### DIRECTIONS FOR THIS TASK
Some lines in the entries contain the word "likes". Copy all of them.

### INFORMATION SHOWN
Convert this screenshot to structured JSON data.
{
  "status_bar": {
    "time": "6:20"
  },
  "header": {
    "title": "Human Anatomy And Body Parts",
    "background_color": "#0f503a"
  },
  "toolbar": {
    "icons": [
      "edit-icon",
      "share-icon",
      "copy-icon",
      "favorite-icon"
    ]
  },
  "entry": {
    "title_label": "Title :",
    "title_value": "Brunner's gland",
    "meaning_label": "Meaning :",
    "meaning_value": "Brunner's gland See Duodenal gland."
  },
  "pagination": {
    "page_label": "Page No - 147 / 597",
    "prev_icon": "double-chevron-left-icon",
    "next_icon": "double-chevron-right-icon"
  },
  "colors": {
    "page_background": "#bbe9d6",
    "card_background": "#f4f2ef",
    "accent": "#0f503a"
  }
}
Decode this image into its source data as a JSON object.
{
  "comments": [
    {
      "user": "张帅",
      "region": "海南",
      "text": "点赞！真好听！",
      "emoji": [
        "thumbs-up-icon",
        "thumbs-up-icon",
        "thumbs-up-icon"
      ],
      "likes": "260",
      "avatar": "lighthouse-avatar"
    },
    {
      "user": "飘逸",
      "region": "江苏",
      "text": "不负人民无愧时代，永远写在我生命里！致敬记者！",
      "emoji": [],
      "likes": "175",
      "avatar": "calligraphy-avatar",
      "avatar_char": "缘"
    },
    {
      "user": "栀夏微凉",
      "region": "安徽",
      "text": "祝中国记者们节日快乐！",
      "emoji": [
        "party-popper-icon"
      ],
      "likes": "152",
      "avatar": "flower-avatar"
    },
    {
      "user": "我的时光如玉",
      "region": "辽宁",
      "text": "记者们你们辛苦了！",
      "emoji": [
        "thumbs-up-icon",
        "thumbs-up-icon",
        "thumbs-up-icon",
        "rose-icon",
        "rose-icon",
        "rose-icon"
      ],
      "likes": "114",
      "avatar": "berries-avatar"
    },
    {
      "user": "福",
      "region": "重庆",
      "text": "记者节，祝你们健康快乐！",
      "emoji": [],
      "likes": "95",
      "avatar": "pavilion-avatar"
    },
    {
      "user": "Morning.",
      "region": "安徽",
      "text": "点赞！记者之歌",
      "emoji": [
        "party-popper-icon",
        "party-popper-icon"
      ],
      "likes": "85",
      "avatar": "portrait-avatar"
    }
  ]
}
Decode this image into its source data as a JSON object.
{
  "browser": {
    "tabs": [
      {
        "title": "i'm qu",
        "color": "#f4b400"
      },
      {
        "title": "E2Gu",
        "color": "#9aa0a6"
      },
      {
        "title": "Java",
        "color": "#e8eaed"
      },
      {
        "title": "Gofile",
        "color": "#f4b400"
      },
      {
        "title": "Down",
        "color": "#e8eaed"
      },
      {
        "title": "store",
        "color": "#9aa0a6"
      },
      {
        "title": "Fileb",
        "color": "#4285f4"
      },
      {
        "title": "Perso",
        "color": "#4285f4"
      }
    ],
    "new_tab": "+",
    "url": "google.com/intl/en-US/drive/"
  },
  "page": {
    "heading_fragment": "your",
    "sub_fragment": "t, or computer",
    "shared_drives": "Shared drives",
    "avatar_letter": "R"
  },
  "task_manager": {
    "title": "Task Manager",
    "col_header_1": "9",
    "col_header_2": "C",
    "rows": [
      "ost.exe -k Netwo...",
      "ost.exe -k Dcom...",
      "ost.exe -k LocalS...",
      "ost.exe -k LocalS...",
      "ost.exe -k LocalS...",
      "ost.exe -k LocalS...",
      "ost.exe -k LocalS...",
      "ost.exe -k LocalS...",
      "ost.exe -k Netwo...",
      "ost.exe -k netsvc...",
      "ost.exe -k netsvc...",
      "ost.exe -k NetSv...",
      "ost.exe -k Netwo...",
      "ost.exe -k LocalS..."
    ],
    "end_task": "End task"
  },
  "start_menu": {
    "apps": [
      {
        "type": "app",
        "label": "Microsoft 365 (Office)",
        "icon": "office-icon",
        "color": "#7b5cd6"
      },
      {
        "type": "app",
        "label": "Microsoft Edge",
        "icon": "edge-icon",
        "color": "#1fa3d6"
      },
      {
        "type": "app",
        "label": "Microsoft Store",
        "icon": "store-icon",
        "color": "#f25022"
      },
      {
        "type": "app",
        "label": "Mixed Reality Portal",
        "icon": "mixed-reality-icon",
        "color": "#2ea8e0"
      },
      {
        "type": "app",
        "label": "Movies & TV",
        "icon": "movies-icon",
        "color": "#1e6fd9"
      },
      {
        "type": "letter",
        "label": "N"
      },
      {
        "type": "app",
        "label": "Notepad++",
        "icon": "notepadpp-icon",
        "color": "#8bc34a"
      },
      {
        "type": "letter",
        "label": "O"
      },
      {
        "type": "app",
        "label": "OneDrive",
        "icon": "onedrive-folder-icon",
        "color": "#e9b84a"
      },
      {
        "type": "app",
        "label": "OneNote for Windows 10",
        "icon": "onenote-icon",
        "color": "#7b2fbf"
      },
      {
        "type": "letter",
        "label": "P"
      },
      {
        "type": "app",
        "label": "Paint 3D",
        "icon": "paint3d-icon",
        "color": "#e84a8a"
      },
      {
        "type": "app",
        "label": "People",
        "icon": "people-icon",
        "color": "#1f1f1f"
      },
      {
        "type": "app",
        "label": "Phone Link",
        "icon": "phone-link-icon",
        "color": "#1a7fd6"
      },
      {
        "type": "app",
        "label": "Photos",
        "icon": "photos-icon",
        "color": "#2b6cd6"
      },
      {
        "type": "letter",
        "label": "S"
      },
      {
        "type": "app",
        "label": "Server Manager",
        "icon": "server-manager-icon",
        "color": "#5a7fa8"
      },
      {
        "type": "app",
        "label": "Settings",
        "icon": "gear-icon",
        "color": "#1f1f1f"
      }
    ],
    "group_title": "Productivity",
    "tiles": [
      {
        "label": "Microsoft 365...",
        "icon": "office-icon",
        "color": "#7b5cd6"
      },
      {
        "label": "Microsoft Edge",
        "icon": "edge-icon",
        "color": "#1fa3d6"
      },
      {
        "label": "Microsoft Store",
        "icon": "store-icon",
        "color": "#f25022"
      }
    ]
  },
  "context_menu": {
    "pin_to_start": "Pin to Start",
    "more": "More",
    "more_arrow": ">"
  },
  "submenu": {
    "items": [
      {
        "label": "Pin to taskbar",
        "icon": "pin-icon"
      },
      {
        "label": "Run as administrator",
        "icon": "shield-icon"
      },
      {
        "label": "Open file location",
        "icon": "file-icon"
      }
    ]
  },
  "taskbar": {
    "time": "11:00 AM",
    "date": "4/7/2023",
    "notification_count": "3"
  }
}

### YOUR SOLUTION
      "likes": "260",
      "likes": "175",
      "likes": "152",
      "likes": "114",
      "likes": "95",
      "likes": "85",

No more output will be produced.